There is uncertainty as to whether large scale deployment of ocean/tidal/stream technologies can be done in an environmentally acceptable way. Project developers, environmental entities, utilities and governments are addressing the environmental issues associated with getting ocean/tidal/stream machines in the water. Research conducted to date indicates that environmental impacts from many of these emerging technologies are minimal. However, regulators and the public insist that minimal impacts be demonstrated before proceeding. A gradual scale-up of deployments, following a carefully designed, adaptively managed approach is likely the only way such demands can be satisfied in a sensible way.
It is critical for the success of this industry to gain a full understanding of all life cycle-related issues over the coming years to pave the way for larger scale commercial deployments. Such understanding can only be gained in a practical way from the deployment of prototype and pilot demonstration systems in the ocean. Successful deployment of prototype and pilot demonstration systems will not only address technology and economic related issues, but will also provide confidence to regulators, the general public and investors. Both market push (RD&D and portfolio standards) and market pull mechanisms (economic incentives to encourage deployment) will be required to successfully move this technology sector forward and develop the capacity to harness energy from the ocean.

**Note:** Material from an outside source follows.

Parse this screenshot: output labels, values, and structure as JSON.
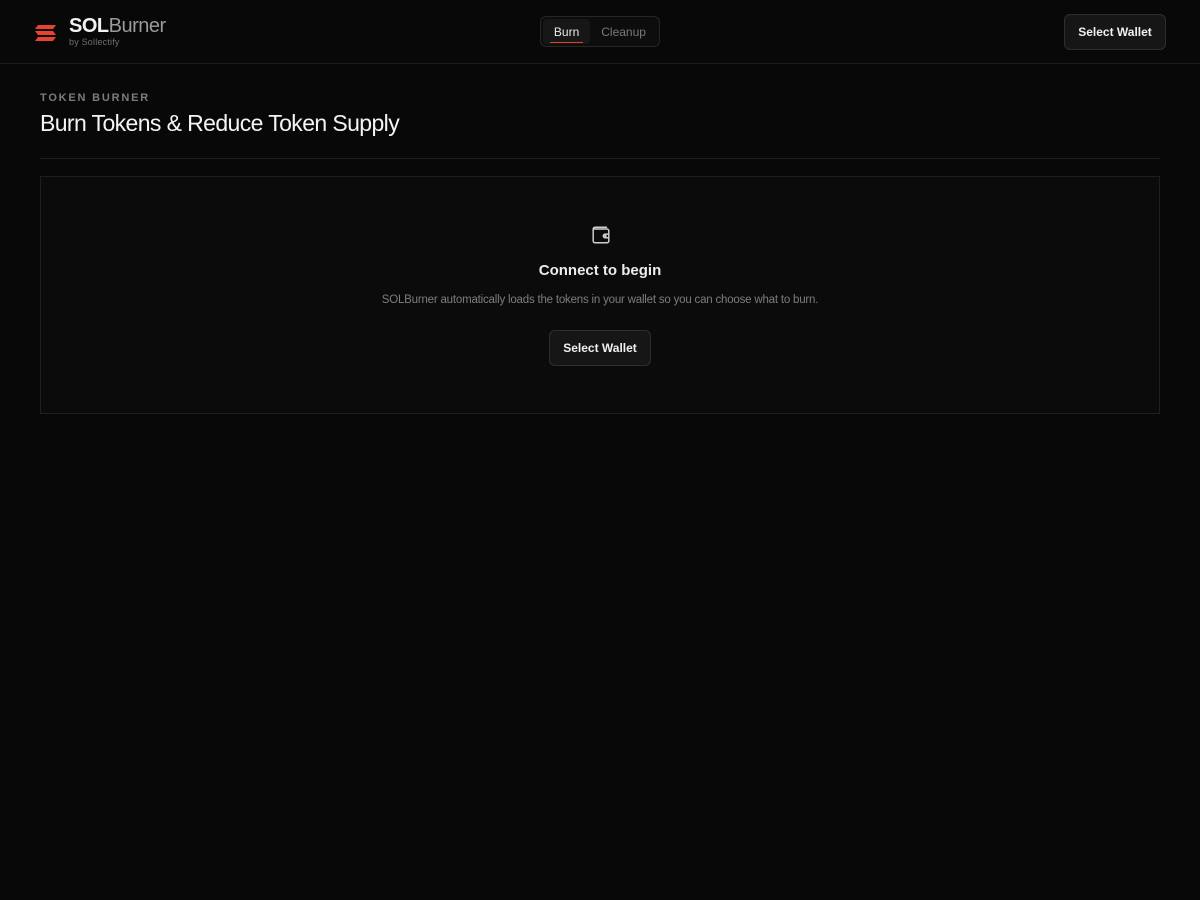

It is very unlikely that any of this early stage development will be funded by the private sector because the risk of failure is too high. When a technology developer can test a prototype that shows promising performance, reliability and cost, then the private sector investors may be interested. Even at that point, the private sector will not want to assume all of the financial risk and exposure to fully fund the first demonstration projects, or the first commercial projects. Some sort of support for these early commercial projects will be essential to get the industry started.
The eventual level of ocean/tidal/stream power capacity to be deployed will be strongly dependent on enabling actions and policies that support the development of the industry. The establishment of deployment and timeline goals and the RD&D pathways to success are needed to fully develop the potential of this industry. Given the long lead times inherent in capital intensive industries like energy, investment and policy decisions cannot be delayed without risk of losing opportunities for technology options that we expect will prove tremendously valuable in a carbon-constrained future.
Come to the Ocean/Tidal/Stream Power track at HydroVision International 2010 and learn how developers and early adopters are moving down the path to commercialization of Ocean/Tidal/Stream technologies.
A Focus on Ocean/Tidal/Stream Power at HydroVision International 2010
Roger Bedard is Ocean Energy Leader in the Renewable program area of the Generation Sector at Electric Power Research Institute (EPRI). He is the track co-chair for the Ocean/Tidal/Stream Power track at HydroVision International, to be held July 27-30, 2010 in Charlotte, N.C.